### [App and web page records]
================

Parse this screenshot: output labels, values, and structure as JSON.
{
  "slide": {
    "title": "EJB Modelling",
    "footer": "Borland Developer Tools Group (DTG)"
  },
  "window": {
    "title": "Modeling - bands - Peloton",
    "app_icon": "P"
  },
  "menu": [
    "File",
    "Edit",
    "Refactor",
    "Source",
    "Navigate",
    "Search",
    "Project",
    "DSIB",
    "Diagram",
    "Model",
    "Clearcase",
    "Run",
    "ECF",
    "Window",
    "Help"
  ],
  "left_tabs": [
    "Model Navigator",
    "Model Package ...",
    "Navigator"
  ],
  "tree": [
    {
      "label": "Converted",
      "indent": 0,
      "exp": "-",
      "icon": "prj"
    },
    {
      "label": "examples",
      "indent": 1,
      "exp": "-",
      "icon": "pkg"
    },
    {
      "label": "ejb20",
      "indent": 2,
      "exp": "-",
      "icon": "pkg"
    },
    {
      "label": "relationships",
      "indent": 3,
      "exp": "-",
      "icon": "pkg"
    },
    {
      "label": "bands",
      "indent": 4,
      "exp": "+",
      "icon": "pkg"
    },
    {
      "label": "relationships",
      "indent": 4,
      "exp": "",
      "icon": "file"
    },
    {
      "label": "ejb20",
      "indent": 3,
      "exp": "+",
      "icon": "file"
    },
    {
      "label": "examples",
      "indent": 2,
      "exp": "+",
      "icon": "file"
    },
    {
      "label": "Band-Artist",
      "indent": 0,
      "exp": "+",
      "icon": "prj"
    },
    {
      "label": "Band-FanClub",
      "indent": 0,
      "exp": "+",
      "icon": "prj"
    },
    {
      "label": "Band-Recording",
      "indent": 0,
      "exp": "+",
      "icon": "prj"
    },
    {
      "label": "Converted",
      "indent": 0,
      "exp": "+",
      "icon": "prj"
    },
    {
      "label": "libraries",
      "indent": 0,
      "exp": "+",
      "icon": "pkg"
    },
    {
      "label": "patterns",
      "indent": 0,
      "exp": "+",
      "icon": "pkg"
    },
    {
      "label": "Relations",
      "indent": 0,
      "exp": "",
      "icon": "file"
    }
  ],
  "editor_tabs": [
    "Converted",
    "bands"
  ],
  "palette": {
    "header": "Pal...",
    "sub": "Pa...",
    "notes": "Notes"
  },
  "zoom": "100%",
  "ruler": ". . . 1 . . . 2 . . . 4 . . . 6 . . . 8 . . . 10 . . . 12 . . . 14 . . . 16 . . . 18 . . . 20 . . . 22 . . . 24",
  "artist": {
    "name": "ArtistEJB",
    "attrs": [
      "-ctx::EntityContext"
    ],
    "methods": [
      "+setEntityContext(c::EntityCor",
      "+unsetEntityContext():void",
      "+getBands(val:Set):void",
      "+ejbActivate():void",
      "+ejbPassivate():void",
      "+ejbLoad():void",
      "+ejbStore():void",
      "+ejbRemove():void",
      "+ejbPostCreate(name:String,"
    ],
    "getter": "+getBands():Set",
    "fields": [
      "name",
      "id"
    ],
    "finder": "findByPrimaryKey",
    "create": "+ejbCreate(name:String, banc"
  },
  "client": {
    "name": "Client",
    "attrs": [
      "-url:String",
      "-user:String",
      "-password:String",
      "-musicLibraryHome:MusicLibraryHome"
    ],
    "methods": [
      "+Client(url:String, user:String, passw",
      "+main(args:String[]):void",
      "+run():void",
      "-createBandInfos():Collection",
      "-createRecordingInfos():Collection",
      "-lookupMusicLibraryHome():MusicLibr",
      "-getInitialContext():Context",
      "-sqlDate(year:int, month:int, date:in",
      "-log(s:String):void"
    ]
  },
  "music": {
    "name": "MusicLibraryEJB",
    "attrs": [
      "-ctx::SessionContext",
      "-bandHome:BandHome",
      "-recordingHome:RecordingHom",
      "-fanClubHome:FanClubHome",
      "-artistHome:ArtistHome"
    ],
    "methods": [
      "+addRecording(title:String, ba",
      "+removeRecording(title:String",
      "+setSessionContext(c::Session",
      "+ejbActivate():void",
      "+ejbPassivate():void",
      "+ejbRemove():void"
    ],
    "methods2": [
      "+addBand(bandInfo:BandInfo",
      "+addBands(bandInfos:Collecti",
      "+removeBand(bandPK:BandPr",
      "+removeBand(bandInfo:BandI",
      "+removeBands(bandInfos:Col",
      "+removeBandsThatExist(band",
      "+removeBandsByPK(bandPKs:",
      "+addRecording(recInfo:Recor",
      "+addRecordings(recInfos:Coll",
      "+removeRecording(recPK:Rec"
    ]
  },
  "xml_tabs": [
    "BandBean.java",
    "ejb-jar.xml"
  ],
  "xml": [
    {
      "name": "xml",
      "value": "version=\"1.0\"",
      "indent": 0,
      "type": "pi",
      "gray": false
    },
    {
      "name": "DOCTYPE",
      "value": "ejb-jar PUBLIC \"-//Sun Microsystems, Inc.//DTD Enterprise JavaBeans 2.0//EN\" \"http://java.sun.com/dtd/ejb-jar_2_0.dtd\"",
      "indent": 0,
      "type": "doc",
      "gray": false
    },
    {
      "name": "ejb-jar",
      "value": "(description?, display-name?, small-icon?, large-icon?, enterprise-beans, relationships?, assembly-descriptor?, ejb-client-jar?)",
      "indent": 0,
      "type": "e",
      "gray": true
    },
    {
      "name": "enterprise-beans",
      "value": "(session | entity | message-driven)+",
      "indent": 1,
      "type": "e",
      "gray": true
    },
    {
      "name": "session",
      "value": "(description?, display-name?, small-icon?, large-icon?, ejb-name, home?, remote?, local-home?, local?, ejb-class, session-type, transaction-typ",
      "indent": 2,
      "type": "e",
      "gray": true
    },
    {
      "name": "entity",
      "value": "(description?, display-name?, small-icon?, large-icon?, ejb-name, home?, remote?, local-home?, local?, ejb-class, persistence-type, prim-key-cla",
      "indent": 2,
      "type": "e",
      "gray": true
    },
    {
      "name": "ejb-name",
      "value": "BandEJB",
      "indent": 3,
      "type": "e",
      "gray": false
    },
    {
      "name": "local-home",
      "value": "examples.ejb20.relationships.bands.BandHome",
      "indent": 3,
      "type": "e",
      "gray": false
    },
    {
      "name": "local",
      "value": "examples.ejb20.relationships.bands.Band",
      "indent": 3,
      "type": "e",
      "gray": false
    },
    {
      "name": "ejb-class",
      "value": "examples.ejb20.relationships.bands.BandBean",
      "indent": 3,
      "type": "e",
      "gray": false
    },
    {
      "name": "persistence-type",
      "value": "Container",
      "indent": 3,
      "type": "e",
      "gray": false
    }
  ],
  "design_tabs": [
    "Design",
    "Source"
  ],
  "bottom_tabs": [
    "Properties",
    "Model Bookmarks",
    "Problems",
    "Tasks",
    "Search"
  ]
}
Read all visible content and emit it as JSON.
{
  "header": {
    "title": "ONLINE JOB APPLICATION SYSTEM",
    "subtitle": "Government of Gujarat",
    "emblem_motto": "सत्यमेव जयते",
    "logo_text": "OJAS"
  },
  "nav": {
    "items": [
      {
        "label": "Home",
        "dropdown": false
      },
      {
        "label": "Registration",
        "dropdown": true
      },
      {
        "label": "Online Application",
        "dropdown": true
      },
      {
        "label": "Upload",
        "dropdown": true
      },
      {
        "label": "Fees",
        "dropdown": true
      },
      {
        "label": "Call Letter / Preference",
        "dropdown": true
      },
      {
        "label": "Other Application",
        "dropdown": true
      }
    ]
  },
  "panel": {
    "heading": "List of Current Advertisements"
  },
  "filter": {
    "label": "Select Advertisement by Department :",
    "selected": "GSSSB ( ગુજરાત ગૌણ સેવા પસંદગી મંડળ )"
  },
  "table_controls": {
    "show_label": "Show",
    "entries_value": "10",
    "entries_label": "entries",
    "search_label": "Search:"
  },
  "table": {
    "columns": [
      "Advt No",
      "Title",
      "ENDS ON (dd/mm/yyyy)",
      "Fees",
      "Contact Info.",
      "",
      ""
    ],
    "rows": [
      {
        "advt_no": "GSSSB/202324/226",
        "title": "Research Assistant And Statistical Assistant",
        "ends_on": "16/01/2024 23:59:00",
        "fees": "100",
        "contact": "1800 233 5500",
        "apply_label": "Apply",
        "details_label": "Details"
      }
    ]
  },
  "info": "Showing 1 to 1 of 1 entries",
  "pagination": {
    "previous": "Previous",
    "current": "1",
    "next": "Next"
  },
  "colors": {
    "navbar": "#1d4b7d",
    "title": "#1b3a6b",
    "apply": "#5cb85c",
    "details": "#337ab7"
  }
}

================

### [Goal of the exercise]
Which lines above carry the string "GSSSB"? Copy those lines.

### [Task result]
    "selected": "GSSSB ( ગુજરાત ગૌણ સેવા પસંદગી મંડળ )"
        "advt_no": "GSSSB/202324/226",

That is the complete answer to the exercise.